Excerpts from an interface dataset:
+ + +
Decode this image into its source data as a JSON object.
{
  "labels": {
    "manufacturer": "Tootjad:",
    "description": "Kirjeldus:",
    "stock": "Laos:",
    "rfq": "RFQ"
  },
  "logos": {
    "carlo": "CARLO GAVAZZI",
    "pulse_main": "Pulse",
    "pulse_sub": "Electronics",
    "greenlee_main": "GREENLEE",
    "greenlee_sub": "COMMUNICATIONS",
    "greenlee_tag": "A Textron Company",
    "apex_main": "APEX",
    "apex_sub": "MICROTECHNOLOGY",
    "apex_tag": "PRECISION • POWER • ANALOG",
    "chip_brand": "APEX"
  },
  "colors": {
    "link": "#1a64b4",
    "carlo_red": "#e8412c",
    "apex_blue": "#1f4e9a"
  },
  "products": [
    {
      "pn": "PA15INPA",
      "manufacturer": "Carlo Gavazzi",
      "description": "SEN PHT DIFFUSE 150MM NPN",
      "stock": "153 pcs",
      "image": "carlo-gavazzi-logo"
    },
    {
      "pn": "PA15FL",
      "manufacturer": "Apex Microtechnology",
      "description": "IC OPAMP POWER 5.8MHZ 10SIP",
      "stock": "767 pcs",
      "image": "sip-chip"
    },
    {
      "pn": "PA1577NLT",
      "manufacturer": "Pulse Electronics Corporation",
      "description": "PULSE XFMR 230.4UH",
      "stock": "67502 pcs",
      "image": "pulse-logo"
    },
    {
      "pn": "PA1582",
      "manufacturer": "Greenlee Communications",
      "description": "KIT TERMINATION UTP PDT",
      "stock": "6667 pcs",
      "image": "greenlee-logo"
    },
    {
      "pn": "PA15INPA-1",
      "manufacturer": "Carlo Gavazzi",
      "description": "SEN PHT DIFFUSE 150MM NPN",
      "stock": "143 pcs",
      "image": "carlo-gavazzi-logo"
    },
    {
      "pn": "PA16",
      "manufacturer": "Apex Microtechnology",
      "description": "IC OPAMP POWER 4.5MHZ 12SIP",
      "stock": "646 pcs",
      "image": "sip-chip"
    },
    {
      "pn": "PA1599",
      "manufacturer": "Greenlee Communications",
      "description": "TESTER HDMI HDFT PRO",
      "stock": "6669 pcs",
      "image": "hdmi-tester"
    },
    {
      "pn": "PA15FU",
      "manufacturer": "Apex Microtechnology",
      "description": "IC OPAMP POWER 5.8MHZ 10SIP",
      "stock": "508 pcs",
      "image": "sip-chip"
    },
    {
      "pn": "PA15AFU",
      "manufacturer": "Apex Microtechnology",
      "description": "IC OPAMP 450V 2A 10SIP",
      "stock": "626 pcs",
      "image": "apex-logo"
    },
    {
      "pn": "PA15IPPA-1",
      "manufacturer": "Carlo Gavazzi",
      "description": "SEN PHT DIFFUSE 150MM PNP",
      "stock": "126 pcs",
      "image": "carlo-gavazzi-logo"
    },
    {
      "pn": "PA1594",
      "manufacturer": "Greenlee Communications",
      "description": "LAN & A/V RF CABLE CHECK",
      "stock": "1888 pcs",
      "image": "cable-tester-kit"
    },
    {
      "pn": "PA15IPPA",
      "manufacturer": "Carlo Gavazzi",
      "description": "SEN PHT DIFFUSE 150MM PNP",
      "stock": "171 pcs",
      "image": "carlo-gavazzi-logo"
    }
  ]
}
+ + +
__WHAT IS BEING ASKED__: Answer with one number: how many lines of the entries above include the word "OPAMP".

__EXERCISE SOLUTION__: 4